UNITED NATIONS, Jan. 20 (Xinhua) -- There has been an overall decline in the number of new Ebola cases, especially in the three most affected African countries, said a UN official on Ebola on Tuesday.
Briefing on the progress in the global Ebola response to a UN General Assembly meeting, Ismael Ould Cheikh Ahmed, new head of United Nations' Mission for Ebola Emergency Response (UNMEER) said that "the devastating spread of the disease has slowed."
According to Ahmed, among the three most affected countries, Liberia has recorded the sharpest decline, from averages exceeding 300 cases per week in August and September to less than 10 cases per week today. In the past three weeks, the number of new cases in Sierra Leone and Guinea has been at its lowest since August and late July of last year respectively.
While the numbers of overall new cases has come down, the disease has spread across a larger geographic area, the UN official said, warning against complacency in the fight against Ebola.
Too many communities in Ebola-affected countries are still refusing to acknowledge the disease and are resisting response efforts, he said.
In this regard, Ahmed called on the international community to strengthen efforts in social mobilization and community ownership, and also adjust the global response to the evolving nature of the disease.
Also on Tuesday, UN Secretary-General Ban Ki-moon appealed to national stakeholders, community leaders, response actors and member states to stay engaged and sustain the global effort in fighting Ebola.

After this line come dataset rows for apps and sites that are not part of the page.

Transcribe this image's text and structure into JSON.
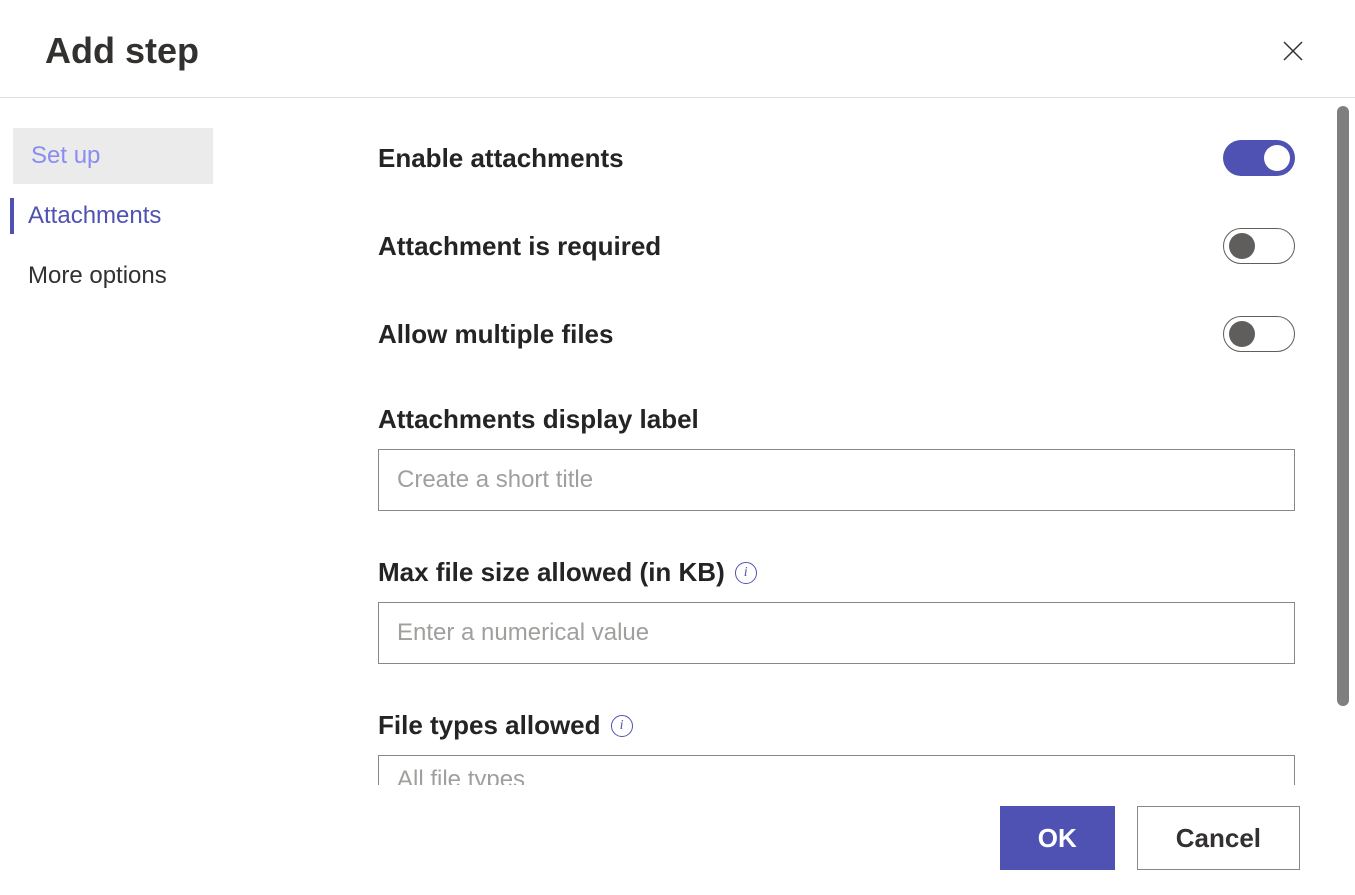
{
  "header": {
    "title": "Add step"
  },
  "sidebar": {
    "items": [
      {
        "label": "Set up"
      },
      {
        "label": "Attachments"
      },
      {
        "label": "More options"
      }
    ]
  },
  "main": {
    "enable_attachments_label": "Enable attachments",
    "attachment_required_label": "Attachment is required",
    "allow_multiple_label": "Allow multiple files",
    "display_label": "Attachments display label",
    "display_placeholder": "Create a short title",
    "display_value": "",
    "max_size_label": "Max file size allowed (in KB)",
    "max_size_placeholder": "Enter a numerical value",
    "max_size_value": "",
    "file_types_label": "File types allowed",
    "file_types_value": "All file types",
    "toggles": {
      "enable_attachments": true,
      "attachment_required": false,
      "allow_multiple": false
    }
  },
  "footer": {
    "ok_label": "OK",
    "cancel_label": "Cancel"
  }
}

"The outbreak has taught us that there is no room for complacency," said Ban. "Resources continue to be required to adjust the response, monitor chains of transmission and end the outbreak."